- Yutaka Kono and his tuba
Name: Yutaka Kono
Job: Conductor, professor, tuba instructor
Yutaka Kono wears many hats in Vermont's music community. He's artistic director of the Burlington Chamber Orchestra (read more about that) and conductor of the Vermont Youth Philharmonia, as well as director of orchestra and associate professor of music at the University of Vermont.
Kono's résumé is flush with other prestigious credits, such as stints with Texas-based symphony orchestras in Victoria, Austin and Corpus Christi. He received his doctorate in musical arts at the University of Texas at Austin. Kono's instrument: the tuba.
Although many universities and conservatories offer a DMA in tuba performance, Kono was a pioneer at his alma mater. In 2002, he was the first to take the bulbous, brass instrument all the way to the doctoral level.
The professor has played in Dixieland, rock and klezmer bands as well as classical ensembles. He instructs scores of students on campus but currently has only a few private tuba students. Seven Days recently caught up with the professor to learn more about his underappreciated instrument.
SEVEN DAYS: What originally attracted you to the tuba?
YUTAKA KONO: Well, first I wasn't. I wanted to play the French horn, [but] I couldn't play as well as the rest of the students in the band. I was really getting behind. And one day, the band director told me, "Why don't you just play the tuba?" Things went well, and after that he didn't let me switch back to the horn. I was stuck with the tuba. But then I started to discover the joy of that instrument.
SD: What about it brings you the most joy?
YK: Especially now, [it's] the ample amount of music and different genres that I can play in. When I started, I wanted to become a professional orchestra player, but, going along, I discovered chamber music.
SD: How is playing tuba different from playing other brass instruments?
YK: Well, it takes a lot more air — being able to increase lung capacity to be able to use air efficiently becomes a big part of playing the instrument. The amount of air can influence the tone quality, range and other elements.
SD: What's the hardest thing for a first-time tuba student to master?
YK: Because of how we produce sound, it takes a long time to be able to play a tune on the tuba. For [the] first lessons, you have to work on how to produce one or two sounds. Just changing the pitch is really difficult in the beginning.
A lot of students get discouraged because they can't produce enough pitches to play any tunes. If you can play three or four notes [on] your very first [try], that's great. On the piano, you can play all 88 notes without even taking a lesson. But it's not like that with a brass instrument. To be able to have a range of one octave, [it takes] my students at least six months of consistent playing.
SD: What's a common misconception about playing the tuba?

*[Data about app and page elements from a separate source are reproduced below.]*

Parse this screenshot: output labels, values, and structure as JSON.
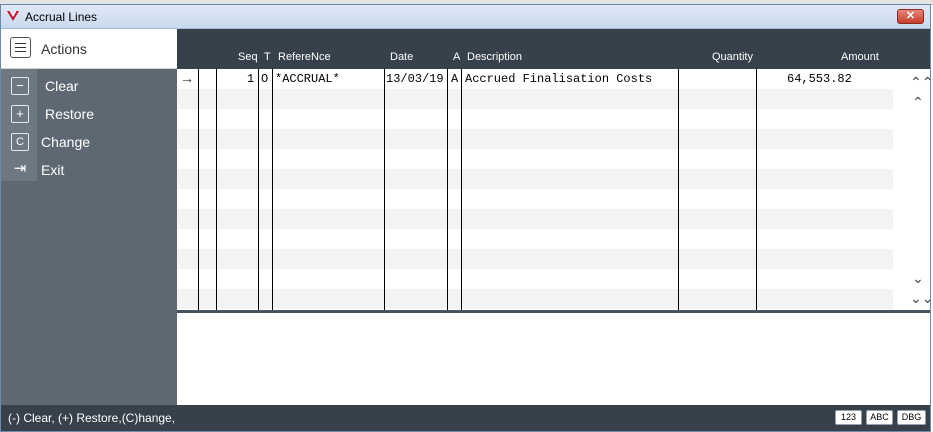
{
  "window": {
    "title": "Accrual Lines",
    "close_label": "✕"
  },
  "sidebar": {
    "header": "Actions",
    "items": [
      {
        "label": "Clear",
        "icon": "minus-box-icon",
        "glyph": "−"
      },
      {
        "label": "Restore",
        "icon": "plus-box-icon",
        "glyph": "+"
      },
      {
        "label": "Change",
        "icon": "c-box-icon",
        "glyph": "C"
      },
      {
        "label": "Exit",
        "icon": "exit-arrow-icon",
        "glyph": "⇥"
      }
    ]
  },
  "grid": {
    "columns": [
      "Seq",
      "T",
      "RefereNce",
      "Date",
      "A",
      "Description",
      "Quantity",
      "Amount"
    ],
    "rows": [
      {
        "pointer": "→",
        "seq": "1",
        "t": "O",
        "reference": "*ACCRUAL*",
        "date": "13/03/19",
        "a": "A",
        "description": "Accrued Finalisation Costs",
        "quantity": "",
        "amount": "64,553.82"
      }
    ],
    "scroll": {
      "top": "⌃⌃",
      "up": "⌃",
      "down": "⌄",
      "bottom": "⌄⌄"
    }
  },
  "status": {
    "text": "(-) Clear, (+) Restore,(C)hange,",
    "badges": [
      "123",
      "ABC",
      "DBG"
    ]
  },
  "colors": {
    "header_bg": "#37414b",
    "sidebar_bg": "#5e6873",
    "close_red": "#c53d2c"
  }
}
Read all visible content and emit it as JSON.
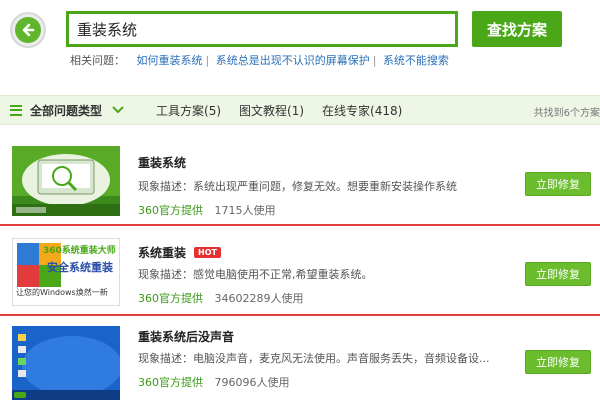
{
  "search": {
    "value": "重装系统",
    "button_label": "查找方案"
  },
  "related": {
    "label": "相关问题：",
    "links": [
      "如何重装系统",
      "系统总是出现不认识的屏幕保护",
      "系统不能搜索"
    ]
  },
  "filter": {
    "all_label": "全部问题类型",
    "tabs": [
      "工具方案(5)",
      "图文教程(1)",
      "在线专家(418)"
    ],
    "count_text": "共找到6个方案"
  },
  "results": [
    {
      "title": "重装系统",
      "desc": "现象描述：系统出现严重问题，修复无效。想要重新安装操作系统",
      "source": "360官方提供",
      "uses": "1715人使用",
      "button": "立即修复"
    },
    {
      "title": "系统重装",
      "hot": "HOT",
      "desc": "现象描述：感觉电脑使用不正常,希望重装系统。",
      "source": "360官方提供",
      "uses": "34602289人使用",
      "button": "立即修复",
      "thumb_text": {
        "brand": "360系统重装大师",
        "tagline": "安全系统重装",
        "slogan": "让您的Windows焕然一新"
      }
    },
    {
      "title": "重装系统后没声音",
      "desc": "现象描述：电脑没声音，麦克风无法使用。声音服务丢失，音频设备设...",
      "source": "360官方提供",
      "uses": "796096人使用",
      "button": "立即修复"
    }
  ],
  "colors": {
    "brand_green": "#4aa818",
    "button_green": "#6bbd2e",
    "divider_red": "#e23b3b",
    "link_blue": "#2a6fb8"
  }
}
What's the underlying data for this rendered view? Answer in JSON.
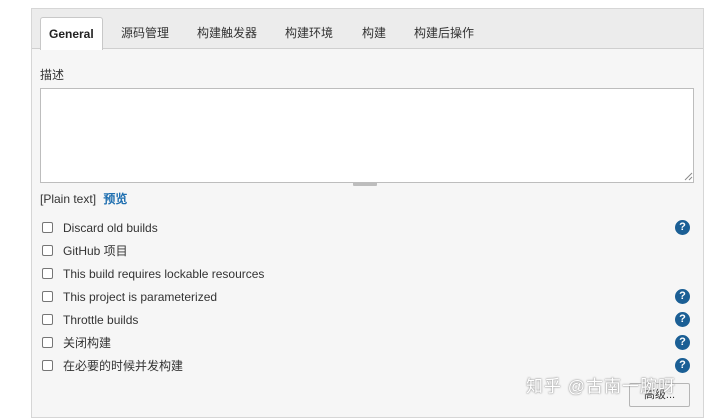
{
  "tabs": [
    {
      "label": "General",
      "active": true
    },
    {
      "label": "源码管理"
    },
    {
      "label": "构建触发器"
    },
    {
      "label": "构建环境"
    },
    {
      "label": "构建"
    },
    {
      "label": "构建后操作"
    }
  ],
  "description": {
    "label": "描述",
    "value": "",
    "format_text": "[Plain text]",
    "preview_label": "预览"
  },
  "options": [
    {
      "label": "Discard old builds",
      "checked": false,
      "help": true
    },
    {
      "label": "GitHub 项目",
      "checked": false,
      "help": false
    },
    {
      "label": "This build requires lockable resources",
      "checked": false,
      "help": false
    },
    {
      "label": "This project is parameterized",
      "checked": false,
      "help": true
    },
    {
      "label": "Throttle builds",
      "checked": false,
      "help": true
    },
    {
      "label": "关闭构建",
      "checked": false,
      "help": true
    },
    {
      "label": "在必要的时候并发构建",
      "checked": false,
      "help": true
    }
  ],
  "help_glyph": "?",
  "advanced_label": "高级...",
  "watermark": "知乎 @古南一腕呀",
  "colors": {
    "link": "#1f6fb0",
    "help_icon": "#1b5f95",
    "panel_bg": "#f6f6f6",
    "tabbar_bg": "#ececec"
  }
}
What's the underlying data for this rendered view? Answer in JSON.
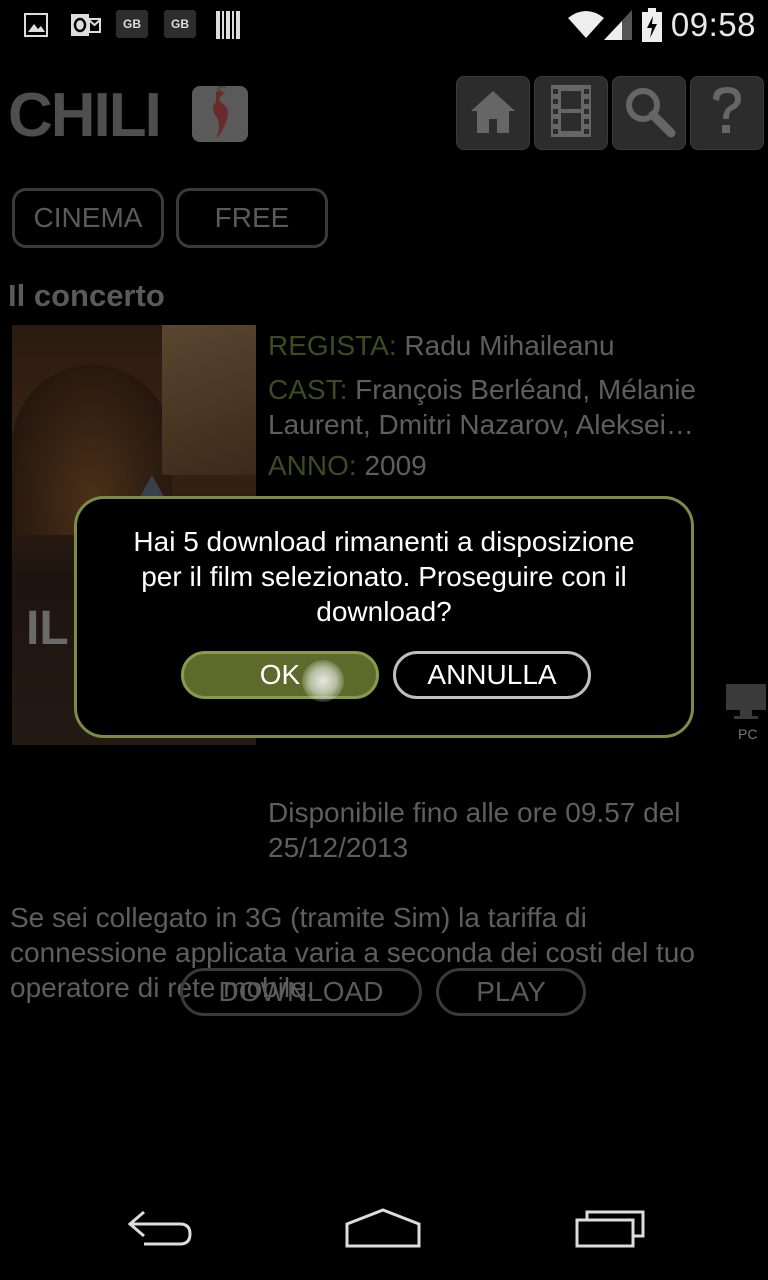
{
  "status_bar": {
    "time": "09:58",
    "notif_icons": [
      "image-icon",
      "outlook-icon",
      "gb-badge-icon",
      "gb-badge-icon",
      "barcode-icon"
    ],
    "gb_label": "GB"
  },
  "header": {
    "logo_text": "CHILI",
    "nav_icons": [
      "home-icon",
      "film-icon",
      "search-icon",
      "help-icon"
    ]
  },
  "categories": {
    "cinema": "CINEMA",
    "free": "FREE"
  },
  "movie": {
    "title": "Il concerto",
    "regista_label": "REGISTA:",
    "regista": "Radu Mihaileanu",
    "cast_label": "CAST:",
    "cast_line1": "François Berléand, Mélanie",
    "cast_line2": "Laurent, Dmitri Nazarov, Aleksei…",
    "anno_label": "ANNO:",
    "anno": "2009",
    "poster_text": "IL CO",
    "side_label": "PC",
    "available_line1": "Disponibile fino alle ore 09.57 del",
    "available_line2": "25/12/2013",
    "note_line1": "Se sei collegato in 3G (tramite Sim) la tariffa di",
    "note_line2": "connessione applicata varia a seconda dei costi del tuo",
    "note_line3": "operatore di rete mobile.",
    "download_label": "DOWNLOAD",
    "play_label": "PLAY"
  },
  "dialog": {
    "line1": "Hai 5 download rimanenti a disposizione",
    "line2": "per il film selezionato. Proseguire con il",
    "line3": "download?",
    "ok_label": "OK",
    "cancel_label": "ANNULLA"
  },
  "colors": {
    "accent": "#7d8b46",
    "ok_fill": "#5d6a2b"
  },
  "navbar": {
    "icons": [
      "back-icon",
      "home-icon",
      "recents-icon"
    ]
  }
}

YK: A lot of people think we just play two notes. There's a joke: A student takes [his first] lesson [and says], "Hey, Dad! I can play one note!" And the next day, "Hey, Dad! I learned to play two notes!" And the third day, he never came home. His dad asks him where he was. He says, "I had a gig!"
But that's not the case. If you look at a piano, [a tuba] can cover from below the lowest note to higher than middle C. So, we have a wide range. And, also, it is difficult to play fast on the tuba because of [its] size and range.
SD: Are any composers known for giving a lot of love to the tuba?
YK: A really famous one is John Williams. In [Return of the Jedi, with] Jabba the Hutt — the background [in one scene] is a whole tuba solo. And [Williams] did write a concerto for tuba and orchestra. That was in the '80s, and it became a staple of the tuba repertoire.
Recently — like, in the '70s and '80s — more composers [were] starting to notice that it's an instrument they can write music for. And since we don't have as many pieces to choose from, we tend to love them all. We treasure them.
SD: Do you compose?
YK: I do.
SD: For tuba?
YK: That's the funny thing — I [generally] don't write for the tuba. I write for everything else.